But not everyone is convinced: some sceptics say MOOCs are not particularly innovative and just a new marketing opportunity.
Last year witnessed an e-learning explosion as MOOC madness took over higher education. Eager not to miss out on this new trend, top universities from around the world are joining platform providers such as Coursera and Udacity, or forming their own ventures like edX and Futurelearn, while individual initiatives are also being spawned.
EPFL is an early MOOC adopter. It became one of Coursera’s 33 university partners last June offering a course in Scala computer programming to which 53,000 students signed up, five times the number on campus.
EPFL President Patrick Aebischer describes MOOCs as a potential “tsunami” for higher education and his colleague Karl Aberer, who oversees the courses at EPFL, agrees: “I’m pretty sure they will result in fundamental changes. There is already talk about no longer needing large lecture halls on campus.”
The Lausanne-based institute is forging ahead. Another Scala course is programmed in spring alongside new courses in English on digital signal processing, computational mathematics, Java computer programming, and scientific computing in French. EPFL plans to introduce ten more courses by autumn 2013.
Get on board
Other Swiss universities are also looking to take the plunge. Zurich’s Federal Institute of Technology (ETHZ) will possibly start a MOOC in autumn this year on an undisclosed topic. But it plans a more careful approach and has set a two-year time-frame to assess the new trend.
MOOCs epitomize current developments in the higher education world – internationalization, a regrouping of small elite universities and a desire to reach a new public – said Pablo Achard, deputy rector at Geneva University.
The Geneva institute is also preparing a course with either Coursera or edX and is likely to make a formal announcement within the next month.
“There is definitely a huge wave of interest around MOOCs, especially in the US, but it’s too early to know whether they represent a passing fad or a more profound change for higher education,” Achard added.
Elsewhere, Bern University said it was considering MOOCs as a way of improving teaching but they were not a priority. Zurich, Basel and Lausanne universities have not expressed an interest.
Lausanne is pursuing other channels. Since 2009 it has been a partner of iTunes U, the Apple online platform, which boasts thousands of courses offered by hundreds of colleges, universities and high schools, such as Yale, MIT and Berkeley.

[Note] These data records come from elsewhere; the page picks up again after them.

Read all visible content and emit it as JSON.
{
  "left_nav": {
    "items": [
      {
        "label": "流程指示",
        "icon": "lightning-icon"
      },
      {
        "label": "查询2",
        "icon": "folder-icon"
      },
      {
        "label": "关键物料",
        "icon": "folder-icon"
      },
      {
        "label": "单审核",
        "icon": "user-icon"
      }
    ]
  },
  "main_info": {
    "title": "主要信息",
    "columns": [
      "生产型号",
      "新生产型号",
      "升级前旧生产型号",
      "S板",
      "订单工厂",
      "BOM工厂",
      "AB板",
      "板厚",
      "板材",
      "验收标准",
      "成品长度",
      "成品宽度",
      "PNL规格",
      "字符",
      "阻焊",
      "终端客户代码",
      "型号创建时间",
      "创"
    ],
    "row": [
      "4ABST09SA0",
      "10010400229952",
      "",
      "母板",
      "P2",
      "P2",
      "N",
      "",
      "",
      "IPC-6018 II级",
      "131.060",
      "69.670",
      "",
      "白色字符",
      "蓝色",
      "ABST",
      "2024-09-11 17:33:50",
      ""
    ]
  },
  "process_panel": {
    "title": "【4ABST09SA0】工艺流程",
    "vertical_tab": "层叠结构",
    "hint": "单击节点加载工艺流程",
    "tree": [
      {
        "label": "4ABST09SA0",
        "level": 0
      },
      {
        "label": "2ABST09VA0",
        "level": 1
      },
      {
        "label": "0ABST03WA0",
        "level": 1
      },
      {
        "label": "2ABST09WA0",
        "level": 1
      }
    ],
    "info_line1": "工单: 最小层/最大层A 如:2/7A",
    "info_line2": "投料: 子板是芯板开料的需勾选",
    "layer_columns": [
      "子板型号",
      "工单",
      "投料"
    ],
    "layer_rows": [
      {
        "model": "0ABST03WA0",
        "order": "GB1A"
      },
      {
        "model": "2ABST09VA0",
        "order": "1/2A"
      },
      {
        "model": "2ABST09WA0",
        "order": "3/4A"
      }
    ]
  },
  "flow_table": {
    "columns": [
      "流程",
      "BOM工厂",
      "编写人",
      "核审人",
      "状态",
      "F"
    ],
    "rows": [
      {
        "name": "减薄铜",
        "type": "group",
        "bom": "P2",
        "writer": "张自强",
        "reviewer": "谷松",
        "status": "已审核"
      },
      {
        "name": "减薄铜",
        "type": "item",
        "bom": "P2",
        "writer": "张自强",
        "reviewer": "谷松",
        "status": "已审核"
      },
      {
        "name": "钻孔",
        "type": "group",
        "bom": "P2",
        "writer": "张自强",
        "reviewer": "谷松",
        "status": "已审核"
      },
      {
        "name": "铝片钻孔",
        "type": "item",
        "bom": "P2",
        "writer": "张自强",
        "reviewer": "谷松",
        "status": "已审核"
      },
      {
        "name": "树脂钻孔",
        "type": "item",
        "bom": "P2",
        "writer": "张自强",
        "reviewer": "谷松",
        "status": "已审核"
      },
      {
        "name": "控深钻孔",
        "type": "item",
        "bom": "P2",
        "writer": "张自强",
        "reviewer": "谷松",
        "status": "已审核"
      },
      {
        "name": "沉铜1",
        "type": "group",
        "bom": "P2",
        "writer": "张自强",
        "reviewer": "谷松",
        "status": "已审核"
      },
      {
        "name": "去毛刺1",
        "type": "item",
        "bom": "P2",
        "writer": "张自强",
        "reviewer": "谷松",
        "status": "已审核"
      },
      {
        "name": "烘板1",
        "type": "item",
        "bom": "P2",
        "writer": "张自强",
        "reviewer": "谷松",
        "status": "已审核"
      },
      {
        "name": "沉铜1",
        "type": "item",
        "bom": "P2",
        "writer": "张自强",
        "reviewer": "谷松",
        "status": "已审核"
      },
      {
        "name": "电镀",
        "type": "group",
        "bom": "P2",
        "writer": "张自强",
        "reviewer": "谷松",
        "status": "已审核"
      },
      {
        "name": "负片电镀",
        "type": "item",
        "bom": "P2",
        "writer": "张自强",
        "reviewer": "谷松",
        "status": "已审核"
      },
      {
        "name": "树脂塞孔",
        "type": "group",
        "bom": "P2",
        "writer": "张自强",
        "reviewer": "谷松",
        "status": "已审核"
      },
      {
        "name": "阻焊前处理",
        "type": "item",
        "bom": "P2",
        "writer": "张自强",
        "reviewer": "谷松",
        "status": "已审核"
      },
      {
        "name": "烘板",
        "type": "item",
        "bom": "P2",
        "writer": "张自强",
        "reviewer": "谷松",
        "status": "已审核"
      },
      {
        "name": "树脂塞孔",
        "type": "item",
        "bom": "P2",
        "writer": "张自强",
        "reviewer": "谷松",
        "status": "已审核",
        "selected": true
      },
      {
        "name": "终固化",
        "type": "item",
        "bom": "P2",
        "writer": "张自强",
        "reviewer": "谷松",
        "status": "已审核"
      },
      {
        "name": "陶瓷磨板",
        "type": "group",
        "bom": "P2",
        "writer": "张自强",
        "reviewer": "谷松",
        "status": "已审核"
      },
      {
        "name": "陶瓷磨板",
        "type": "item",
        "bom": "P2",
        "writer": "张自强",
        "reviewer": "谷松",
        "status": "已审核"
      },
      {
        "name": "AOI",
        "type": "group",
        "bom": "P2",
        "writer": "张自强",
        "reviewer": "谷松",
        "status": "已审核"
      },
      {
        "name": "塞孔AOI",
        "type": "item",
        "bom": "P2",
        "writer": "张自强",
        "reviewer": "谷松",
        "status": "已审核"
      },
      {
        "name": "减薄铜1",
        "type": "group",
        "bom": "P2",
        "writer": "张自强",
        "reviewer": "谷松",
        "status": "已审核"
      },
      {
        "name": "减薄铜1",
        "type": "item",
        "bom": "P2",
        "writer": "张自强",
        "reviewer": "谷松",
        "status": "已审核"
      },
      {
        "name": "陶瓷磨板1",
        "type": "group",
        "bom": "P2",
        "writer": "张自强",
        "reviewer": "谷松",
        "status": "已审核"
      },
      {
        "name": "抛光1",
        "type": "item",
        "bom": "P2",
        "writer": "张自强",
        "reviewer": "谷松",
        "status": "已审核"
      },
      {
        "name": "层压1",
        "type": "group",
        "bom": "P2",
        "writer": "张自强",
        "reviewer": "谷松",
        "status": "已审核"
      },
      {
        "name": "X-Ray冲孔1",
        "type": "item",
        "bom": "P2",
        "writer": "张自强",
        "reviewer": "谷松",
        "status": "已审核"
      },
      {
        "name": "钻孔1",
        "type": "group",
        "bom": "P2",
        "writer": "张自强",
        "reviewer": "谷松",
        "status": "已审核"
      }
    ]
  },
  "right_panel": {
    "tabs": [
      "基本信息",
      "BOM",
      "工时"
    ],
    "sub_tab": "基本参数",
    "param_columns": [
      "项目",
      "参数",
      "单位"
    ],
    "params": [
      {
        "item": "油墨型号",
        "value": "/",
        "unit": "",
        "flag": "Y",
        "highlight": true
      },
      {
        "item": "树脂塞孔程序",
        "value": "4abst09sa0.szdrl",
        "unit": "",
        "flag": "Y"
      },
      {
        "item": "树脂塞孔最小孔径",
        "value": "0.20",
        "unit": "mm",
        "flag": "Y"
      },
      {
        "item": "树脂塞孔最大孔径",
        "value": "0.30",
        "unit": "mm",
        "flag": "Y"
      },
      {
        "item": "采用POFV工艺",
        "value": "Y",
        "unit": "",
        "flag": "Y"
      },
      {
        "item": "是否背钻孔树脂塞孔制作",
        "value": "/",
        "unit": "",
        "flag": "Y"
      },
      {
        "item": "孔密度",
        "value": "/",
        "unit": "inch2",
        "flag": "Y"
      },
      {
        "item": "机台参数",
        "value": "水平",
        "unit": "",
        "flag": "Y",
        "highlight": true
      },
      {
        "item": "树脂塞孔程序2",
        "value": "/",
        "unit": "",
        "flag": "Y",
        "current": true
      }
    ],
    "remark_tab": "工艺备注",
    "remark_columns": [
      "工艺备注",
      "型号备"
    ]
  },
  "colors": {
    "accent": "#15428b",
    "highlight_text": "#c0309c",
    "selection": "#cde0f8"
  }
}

Not that innovative
But not everyone is as enthusiastic as Aebischer. For some MOOCs are little more than a marketing opportunity.
Konrad Osterwalder, head of teaching development and technology at ETHZ, said there was nothing particularly innovative about current MOOCs, adding that ten-year-old well-made e-learning products were generally better quality.
“Moocs is just a format that needs to be filled and you can do that well or badly. With much of what I’ve seen it’s easier to be critical than find pearls,” he commented.
But he felt the community aspect – especially peer-to-peer learning – and large amounts of new data from greater numbers of participants were particularly interesting developments.
For many universities the motivation to explore MOOCs stems from economic factors and pressure to improve productivity.
Aberer says MOOCs should offer insights onto new teaching methods and access to thousands of participants will open up new avenues for research and data analysis.
But EPFL has wider ambitions. Aebischer is taking a six-month sabbatical this year to focus on MOOCs and will be travelling to Boston, San Francisco and to Africa to assess potential.
He believes the new form of online lectures offer a unique opportunity for the development of higher education on the continent.
In an interview with Le Temps newspaper, he said the French-speaking university had a certain responsibility towards the 220 million people who speak French around the world, expected to rise to 750 million in 2050, most of whom live in Africa.